The reproduction of the alien crayfish species Pacifastacus leniusculus inhabiting Lake Shikaribetsu, Hokkaido, Japan, was studied from August 2002 to August 2003. Spawning was for a short period after mating in mid October. The eggs developed to eyed stage in June the following year and hatched in mid July. After remaining with their mother for several weeks, the juveniles became independent between late July and August. The egg numbers attached to pleopods of this crayfish significantly increased with the female body size. The time of spawning in Lake Shikaribetsu was similar to that of this crayfish living in North America and Europe reported by previous studies, but the time of egg hatching was later in Lake Shikaribetsu compared with some populations in North America and Europe. A comparison of our results of the reproduction of P. leniusculus with that of the endangered Japanese endemic crayfish species Cambaroides japonicus reported by previous studies showed that P. leniusculus has a markedly higher reproductive ability than C. japonicus in terms of egg numbers.
The premoult stages of Carcinus maenas (L.) megalopae were described from laboratory-reared larvae. Characterization of the premoult stage sequence was based upon a time sequence of morphological modifications of the distal segment of the second maxilliped, the uropod, and the telson. An intermoult plus seven premoult stages were identified, following a sequence of morphological modifications similar to the one described in previous studies of brachyuran decapods. The later premoult stages D3 and D4 mentioned by Drach were not observed, possibly owing to both the low calcification of the megalopae cuticle and the short duration of these moult stages. The knowledge of the time series of moult events will assist in the evaluation of the development state and competence of megalopae throughout the several phases of dispersal and recruitment, based on the observation of their morphological characters.
The influence of methyl farnesoate (MF) in the regulation of molt and gonad development in the crab Oziotelphusa senex senex was investigated.

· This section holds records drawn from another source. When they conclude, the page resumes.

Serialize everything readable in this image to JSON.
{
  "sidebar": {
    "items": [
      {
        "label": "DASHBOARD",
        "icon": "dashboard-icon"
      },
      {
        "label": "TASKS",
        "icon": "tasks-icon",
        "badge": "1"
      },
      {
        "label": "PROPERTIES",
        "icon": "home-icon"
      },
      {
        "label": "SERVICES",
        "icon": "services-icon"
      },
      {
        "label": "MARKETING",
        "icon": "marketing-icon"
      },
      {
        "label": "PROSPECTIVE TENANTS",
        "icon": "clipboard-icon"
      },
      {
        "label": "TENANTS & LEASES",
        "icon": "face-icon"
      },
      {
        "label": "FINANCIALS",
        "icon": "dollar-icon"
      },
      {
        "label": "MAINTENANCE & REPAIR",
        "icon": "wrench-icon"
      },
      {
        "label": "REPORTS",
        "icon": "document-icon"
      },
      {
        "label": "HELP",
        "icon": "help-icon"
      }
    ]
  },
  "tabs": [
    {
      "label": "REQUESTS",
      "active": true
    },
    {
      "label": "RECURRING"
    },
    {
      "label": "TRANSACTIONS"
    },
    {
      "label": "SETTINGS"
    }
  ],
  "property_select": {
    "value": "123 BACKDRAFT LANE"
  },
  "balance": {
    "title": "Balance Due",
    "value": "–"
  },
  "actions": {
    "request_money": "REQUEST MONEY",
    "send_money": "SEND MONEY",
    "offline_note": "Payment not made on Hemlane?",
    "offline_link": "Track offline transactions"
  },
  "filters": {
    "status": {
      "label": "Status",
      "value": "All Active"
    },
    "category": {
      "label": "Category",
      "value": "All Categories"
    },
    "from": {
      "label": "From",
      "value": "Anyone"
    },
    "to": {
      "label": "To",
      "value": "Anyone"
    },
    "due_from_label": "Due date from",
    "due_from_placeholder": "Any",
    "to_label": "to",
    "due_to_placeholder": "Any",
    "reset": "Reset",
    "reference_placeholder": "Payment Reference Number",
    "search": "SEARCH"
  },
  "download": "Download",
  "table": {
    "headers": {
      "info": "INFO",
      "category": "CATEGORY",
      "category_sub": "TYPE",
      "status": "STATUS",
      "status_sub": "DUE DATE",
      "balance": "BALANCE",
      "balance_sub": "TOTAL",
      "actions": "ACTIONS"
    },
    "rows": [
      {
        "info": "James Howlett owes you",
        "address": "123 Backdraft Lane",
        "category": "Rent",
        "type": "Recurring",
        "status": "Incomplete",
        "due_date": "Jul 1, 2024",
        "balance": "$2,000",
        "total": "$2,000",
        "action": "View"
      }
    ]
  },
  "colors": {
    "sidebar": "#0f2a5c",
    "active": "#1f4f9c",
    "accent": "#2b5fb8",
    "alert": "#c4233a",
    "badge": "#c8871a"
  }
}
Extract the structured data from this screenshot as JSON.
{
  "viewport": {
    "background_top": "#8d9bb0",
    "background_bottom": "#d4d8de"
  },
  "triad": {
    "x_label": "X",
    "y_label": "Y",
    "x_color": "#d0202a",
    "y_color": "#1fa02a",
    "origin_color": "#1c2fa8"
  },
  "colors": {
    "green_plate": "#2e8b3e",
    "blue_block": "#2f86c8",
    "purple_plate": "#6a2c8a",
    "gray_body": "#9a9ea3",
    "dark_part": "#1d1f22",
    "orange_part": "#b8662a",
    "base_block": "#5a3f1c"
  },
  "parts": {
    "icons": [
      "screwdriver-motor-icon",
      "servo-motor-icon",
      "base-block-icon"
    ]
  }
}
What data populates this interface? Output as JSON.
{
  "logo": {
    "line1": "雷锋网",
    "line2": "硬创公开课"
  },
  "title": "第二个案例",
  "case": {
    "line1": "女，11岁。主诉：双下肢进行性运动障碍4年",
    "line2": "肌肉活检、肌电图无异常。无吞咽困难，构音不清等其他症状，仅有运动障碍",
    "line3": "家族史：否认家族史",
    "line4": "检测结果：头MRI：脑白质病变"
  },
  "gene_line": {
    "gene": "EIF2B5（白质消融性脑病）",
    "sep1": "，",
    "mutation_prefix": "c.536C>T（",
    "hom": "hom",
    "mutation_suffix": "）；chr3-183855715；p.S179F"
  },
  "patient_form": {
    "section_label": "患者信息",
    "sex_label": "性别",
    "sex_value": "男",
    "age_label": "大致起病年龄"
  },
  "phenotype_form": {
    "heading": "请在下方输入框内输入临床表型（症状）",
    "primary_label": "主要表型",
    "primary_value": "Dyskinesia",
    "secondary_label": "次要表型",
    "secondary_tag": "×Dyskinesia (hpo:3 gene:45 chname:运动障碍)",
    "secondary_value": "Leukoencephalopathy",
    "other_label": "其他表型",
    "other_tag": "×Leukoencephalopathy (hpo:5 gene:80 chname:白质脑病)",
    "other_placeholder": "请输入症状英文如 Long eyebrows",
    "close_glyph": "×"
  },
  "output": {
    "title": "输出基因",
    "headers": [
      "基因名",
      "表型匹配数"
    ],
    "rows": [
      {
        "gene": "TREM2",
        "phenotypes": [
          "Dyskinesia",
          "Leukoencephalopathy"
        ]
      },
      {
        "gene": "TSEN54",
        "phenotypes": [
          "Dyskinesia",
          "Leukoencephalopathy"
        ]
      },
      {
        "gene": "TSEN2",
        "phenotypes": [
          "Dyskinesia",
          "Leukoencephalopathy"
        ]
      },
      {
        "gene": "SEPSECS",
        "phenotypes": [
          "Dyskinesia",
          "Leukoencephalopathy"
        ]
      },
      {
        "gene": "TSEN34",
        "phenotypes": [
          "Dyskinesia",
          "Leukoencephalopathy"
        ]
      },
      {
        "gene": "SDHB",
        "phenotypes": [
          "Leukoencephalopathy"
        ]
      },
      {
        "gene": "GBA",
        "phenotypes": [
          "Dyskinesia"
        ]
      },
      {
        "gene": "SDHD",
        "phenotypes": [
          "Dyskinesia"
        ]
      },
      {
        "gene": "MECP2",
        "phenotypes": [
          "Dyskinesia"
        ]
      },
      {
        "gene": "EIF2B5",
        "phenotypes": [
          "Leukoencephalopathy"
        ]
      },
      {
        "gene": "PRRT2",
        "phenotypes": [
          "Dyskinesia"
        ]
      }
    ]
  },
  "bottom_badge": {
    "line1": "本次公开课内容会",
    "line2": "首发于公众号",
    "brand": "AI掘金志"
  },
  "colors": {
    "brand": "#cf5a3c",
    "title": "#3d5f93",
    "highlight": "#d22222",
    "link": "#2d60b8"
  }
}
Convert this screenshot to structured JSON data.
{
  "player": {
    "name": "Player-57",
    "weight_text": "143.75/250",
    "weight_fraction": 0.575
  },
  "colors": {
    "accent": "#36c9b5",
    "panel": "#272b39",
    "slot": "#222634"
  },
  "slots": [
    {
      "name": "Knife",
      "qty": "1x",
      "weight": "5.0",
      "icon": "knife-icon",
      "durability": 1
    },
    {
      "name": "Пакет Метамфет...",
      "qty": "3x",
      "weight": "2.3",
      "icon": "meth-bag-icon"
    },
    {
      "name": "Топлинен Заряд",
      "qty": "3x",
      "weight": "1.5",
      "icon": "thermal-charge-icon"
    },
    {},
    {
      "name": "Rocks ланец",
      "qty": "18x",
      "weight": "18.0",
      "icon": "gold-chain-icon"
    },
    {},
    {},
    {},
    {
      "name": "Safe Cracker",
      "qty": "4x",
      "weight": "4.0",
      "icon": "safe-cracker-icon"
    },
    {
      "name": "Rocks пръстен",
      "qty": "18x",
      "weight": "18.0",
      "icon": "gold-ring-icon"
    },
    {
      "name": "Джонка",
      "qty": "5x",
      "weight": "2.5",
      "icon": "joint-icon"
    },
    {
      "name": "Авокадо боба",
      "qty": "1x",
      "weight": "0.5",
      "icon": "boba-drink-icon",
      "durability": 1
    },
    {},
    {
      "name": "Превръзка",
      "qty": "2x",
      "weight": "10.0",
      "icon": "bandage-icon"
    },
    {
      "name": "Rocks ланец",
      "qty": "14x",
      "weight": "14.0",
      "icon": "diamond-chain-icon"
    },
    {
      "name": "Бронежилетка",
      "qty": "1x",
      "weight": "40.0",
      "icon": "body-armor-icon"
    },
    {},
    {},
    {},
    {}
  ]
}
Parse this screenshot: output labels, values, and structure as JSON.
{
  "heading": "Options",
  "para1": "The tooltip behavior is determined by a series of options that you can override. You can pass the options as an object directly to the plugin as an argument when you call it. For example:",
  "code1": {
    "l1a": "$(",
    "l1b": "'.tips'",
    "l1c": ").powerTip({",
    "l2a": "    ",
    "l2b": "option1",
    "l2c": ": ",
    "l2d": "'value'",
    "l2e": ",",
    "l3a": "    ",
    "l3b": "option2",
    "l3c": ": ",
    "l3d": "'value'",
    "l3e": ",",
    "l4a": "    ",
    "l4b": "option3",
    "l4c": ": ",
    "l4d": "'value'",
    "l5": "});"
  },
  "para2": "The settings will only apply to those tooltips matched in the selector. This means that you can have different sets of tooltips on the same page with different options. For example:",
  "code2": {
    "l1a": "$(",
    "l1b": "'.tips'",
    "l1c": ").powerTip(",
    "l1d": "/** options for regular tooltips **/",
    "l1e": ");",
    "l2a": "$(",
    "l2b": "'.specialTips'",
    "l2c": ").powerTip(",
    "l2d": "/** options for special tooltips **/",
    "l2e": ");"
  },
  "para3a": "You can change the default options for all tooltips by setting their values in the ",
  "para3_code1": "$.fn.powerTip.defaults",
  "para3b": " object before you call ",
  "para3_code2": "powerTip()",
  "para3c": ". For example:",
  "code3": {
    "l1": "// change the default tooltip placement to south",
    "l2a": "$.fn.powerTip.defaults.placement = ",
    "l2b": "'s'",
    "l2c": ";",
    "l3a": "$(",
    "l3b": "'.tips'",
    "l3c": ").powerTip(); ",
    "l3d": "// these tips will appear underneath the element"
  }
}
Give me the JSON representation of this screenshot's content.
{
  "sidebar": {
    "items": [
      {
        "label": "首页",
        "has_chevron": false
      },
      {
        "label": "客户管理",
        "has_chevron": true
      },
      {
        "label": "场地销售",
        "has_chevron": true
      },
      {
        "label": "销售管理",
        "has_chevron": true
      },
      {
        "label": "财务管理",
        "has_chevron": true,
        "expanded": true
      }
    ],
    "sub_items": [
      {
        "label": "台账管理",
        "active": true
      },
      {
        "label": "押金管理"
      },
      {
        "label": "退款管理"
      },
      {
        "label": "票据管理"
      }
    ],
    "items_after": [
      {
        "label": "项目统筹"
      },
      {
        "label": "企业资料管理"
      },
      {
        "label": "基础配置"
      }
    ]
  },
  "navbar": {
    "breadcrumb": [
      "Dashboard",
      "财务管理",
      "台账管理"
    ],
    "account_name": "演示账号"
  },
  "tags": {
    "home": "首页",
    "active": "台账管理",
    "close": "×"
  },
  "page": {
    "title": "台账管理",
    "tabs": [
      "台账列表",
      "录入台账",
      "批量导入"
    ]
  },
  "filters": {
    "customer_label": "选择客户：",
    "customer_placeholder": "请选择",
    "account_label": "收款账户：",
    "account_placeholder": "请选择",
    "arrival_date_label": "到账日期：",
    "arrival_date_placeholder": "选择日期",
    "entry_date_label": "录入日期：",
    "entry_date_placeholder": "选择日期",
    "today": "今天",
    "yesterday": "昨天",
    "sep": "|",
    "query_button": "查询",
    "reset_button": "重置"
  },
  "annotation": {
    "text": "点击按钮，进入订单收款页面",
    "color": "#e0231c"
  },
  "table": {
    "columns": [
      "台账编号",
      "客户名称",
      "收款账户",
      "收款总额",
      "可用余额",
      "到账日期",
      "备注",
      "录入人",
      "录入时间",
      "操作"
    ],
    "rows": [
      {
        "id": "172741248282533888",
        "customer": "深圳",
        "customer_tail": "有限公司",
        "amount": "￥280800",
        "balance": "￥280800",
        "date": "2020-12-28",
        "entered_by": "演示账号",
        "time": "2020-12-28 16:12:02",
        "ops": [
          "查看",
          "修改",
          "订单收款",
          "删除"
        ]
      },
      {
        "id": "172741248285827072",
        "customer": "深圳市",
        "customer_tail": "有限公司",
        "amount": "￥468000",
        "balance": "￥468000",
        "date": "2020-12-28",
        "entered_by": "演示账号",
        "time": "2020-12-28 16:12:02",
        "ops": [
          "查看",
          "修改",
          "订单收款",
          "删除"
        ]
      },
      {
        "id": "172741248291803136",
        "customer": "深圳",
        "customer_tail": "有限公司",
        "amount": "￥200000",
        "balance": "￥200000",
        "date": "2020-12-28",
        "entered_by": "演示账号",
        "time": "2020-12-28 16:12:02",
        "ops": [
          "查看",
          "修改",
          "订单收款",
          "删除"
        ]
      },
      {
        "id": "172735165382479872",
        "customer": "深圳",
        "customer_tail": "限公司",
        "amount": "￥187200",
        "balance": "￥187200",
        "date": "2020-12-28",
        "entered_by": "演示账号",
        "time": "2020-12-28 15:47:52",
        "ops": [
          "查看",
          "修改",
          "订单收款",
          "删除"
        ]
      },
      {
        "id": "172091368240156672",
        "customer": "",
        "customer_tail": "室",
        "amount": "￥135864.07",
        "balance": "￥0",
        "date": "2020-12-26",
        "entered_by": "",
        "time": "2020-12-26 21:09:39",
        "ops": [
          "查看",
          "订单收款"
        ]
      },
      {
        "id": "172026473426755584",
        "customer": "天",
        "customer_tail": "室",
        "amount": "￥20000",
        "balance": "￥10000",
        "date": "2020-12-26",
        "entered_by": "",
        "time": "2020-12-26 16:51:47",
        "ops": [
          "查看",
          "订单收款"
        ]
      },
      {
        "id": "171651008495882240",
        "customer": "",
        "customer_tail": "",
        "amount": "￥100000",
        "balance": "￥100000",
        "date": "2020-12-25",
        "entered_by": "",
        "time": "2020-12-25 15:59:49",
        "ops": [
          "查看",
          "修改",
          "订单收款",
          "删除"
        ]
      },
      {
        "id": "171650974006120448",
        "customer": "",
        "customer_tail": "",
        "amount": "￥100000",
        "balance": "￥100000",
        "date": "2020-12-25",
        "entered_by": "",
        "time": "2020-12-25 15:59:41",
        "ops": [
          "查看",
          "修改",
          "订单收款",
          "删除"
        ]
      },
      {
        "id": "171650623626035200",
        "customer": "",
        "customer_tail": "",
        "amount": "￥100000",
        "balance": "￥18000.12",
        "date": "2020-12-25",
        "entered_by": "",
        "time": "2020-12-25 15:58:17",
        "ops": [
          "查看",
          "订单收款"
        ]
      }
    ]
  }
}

Injection of methyl farnesoate into female and male crabs significantly (P < 0.0001) increased mean oocyte diameter (236.37%) and testicular follicle diameter (25.72%) as well as mean gonad indices (females 1304.35%; males 38.00%) and also accelerated the molting (females 80%; males 100%). These results provide strong evidence that methyl farnesoate is involved in the control of both molting and reproduction in crabs.